# [ABOUT THIS EXERCISE]
Return all lines in the data where the string "vehicula" can be found.

Saved entries

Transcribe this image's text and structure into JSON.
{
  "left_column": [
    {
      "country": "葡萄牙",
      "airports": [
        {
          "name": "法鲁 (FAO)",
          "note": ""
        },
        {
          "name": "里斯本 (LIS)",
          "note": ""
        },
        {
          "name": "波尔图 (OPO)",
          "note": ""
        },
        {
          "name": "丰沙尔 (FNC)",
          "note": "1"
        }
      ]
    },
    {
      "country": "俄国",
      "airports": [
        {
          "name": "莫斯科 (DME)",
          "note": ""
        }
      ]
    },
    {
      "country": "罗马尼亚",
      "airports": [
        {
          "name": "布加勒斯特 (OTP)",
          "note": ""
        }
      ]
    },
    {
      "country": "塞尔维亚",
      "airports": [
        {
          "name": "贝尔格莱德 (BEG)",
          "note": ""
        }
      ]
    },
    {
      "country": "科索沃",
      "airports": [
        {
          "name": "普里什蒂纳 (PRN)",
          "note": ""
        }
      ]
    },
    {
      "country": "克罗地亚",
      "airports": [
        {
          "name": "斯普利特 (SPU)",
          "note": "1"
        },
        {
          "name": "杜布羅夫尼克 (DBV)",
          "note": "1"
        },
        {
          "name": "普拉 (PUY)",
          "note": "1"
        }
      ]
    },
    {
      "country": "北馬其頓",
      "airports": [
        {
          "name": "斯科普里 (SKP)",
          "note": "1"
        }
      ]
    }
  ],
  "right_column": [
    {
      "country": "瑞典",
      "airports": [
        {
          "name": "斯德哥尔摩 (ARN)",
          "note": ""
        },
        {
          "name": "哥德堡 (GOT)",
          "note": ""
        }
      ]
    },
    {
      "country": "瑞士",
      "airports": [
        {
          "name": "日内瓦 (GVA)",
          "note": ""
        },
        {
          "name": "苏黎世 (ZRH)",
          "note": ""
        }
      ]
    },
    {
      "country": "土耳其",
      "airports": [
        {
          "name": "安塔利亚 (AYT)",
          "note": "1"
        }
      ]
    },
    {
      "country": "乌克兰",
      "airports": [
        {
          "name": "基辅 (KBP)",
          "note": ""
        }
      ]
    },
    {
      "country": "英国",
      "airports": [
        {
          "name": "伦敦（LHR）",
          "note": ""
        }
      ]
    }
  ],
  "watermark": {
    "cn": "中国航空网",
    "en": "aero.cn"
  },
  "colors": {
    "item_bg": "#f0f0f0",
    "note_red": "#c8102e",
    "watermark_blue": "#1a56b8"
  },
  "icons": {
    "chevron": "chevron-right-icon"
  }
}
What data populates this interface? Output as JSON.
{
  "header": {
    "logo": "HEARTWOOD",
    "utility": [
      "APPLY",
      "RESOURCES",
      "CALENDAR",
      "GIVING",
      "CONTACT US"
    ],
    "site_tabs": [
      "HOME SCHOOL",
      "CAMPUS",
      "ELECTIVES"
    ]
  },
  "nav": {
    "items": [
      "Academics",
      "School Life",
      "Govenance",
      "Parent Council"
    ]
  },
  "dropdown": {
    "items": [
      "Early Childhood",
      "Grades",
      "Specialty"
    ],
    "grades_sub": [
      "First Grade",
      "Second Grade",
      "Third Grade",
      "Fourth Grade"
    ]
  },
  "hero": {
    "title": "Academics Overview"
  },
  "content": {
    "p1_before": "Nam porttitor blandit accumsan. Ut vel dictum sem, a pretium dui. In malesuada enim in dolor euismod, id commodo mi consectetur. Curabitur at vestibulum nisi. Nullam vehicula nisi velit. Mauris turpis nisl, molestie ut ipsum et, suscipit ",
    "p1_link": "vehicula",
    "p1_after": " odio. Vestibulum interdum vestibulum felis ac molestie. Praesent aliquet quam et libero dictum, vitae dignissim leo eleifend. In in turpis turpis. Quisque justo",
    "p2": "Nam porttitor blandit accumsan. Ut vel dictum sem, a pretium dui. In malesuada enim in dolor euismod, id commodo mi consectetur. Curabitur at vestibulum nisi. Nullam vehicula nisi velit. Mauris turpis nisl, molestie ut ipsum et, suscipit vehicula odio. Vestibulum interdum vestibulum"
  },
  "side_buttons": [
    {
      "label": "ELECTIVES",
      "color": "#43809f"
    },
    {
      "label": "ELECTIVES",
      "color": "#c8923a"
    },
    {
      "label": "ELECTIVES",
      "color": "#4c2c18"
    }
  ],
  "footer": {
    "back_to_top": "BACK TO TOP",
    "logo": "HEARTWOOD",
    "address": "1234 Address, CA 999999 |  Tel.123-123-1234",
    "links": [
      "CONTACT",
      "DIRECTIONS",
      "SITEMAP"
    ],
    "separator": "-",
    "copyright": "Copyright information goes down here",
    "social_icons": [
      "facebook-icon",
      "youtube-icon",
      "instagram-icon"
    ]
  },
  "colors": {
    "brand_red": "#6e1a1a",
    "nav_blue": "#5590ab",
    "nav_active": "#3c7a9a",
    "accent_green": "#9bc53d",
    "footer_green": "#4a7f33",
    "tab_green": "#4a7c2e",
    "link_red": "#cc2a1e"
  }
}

# [OUTPUT]
    "p1_before": "Nam porttitor blandit accumsan. Ut vel dictum sem, a pretium dui. In malesuada enim in dolor euismod, id commodo mi consectetur. Curabitur at vestibulum nisi. Nullam vehicula nisi velit. Mauris turpis nisl, molestie ut ipsum et, suscipit ",
    "p1_link": "vehicula",
    "p2": "Nam porttitor blandit accumsan. Ut vel dictum sem, a pretium dui. In malesuada enim in dolor euismod, id commodo mi consectetur. Curabitur at vestibulum nisi. Nullam vehicula nisi velit. Mauris turpis nisl, molestie ut ipsum et, suscipit vehicula odio. Vestibulum interdum vestibulum"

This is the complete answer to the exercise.